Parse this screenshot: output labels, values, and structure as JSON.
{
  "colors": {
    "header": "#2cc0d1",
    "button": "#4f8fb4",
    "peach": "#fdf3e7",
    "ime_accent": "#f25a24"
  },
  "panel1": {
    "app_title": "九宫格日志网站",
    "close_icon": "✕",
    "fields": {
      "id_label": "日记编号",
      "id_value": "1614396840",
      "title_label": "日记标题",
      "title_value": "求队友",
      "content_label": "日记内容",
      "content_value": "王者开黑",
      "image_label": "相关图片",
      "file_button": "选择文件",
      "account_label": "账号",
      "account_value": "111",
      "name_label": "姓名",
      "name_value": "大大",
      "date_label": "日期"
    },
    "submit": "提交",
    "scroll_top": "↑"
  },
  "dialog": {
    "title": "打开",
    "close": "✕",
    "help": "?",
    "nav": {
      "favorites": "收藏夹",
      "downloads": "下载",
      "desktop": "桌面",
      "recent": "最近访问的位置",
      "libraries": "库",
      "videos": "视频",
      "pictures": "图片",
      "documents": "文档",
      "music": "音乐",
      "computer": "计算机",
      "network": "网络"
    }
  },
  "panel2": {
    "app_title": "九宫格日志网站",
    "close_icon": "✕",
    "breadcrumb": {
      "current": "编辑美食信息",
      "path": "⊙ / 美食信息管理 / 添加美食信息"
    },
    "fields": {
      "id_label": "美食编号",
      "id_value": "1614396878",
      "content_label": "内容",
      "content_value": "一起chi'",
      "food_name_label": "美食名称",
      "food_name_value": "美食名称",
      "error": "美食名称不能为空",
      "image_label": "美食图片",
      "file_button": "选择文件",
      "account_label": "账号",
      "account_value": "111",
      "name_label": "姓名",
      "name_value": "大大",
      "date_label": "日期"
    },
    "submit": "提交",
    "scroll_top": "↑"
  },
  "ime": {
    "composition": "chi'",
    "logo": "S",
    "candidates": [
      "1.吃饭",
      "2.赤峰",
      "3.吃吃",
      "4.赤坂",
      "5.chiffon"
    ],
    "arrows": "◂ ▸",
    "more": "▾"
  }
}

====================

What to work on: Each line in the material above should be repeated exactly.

Exercise output:
Parse this screenshot: output labels, values, and structure as JSON.
{
  "colors": {
    "header": "#2cc0d1",
    "button": "#4f8fb4",
    "peach": "#fdf3e7",
    "ime_accent": "#f25a24"
  },
  "panel1": {
    "app_title": "九宫格日志网站",
    "close_icon": "✕",
    "fields": {
      "id_label": "日记编号",
      "id_value": "1614396840",
      "title_label": "日记标题",
      "title_value": "求队友",
      "content_label": "日记内容",
      "content_value": "王者开黑",
      "image_label": "相关图片",
      "file_button": "选择文件",
      "account_label": "账号",
      "account_value": "111",
      "name_label": "姓名",
      "name_value": "大大",
      "date_label": "日期"
    },
    "submit": "提交",
    "scroll_top": "↑"
  },
  "dialog": {
    "title": "打开",
    "close": "✕",
    "help": "?",
    "nav": {
      "favorites": "收藏夹",
      "downloads": "下载",
      "desktop": "桌面",
      "recent": "最近访问的位置",
      "libraries": "库",
      "videos": "视频",
      "pictures": "图片",
      "documents": "文档",
      "music": "音乐",
      "computer": "计算机",
      "network": "网络"
    }
  },
  "panel2": {
    "app_title": "九宫格日志网站",
    "close_icon": "✕",
    "breadcrumb": {
      "current": "编辑美食信息",
      "path": "⊙ / 美食信息管理 / 添加美食信息"
    },
    "fields": {
      "id_label": "美食编号",
      "id_value": "1614396878",
      "content_label": "内容",
      "content_value": "一起chi'",
      "food_name_label": "美食名称",
      "food_name_value": "美食名称",
      "error": "美食名称不能为空",
      "image_label": "美食图片",
      "file_button": "选择文件",
      "account_label": "账号",
      "account_value": "111",
      "name_label": "姓名",
      "name_value": "大大",
      "date_label": "日期"
    },
    "submit": "提交",
    "scroll_top": "↑"
  },
  "ime": {
    "composition": "chi'",
    "logo": "S",
    "candidates": [
      "1.吃饭",
      "2.赤峰",
      "3.吃吃",
      "4.赤坂",
      "5.chiffon"
    ],
    "arrows": "◂ ▸",
    "more": "▾"
  }
}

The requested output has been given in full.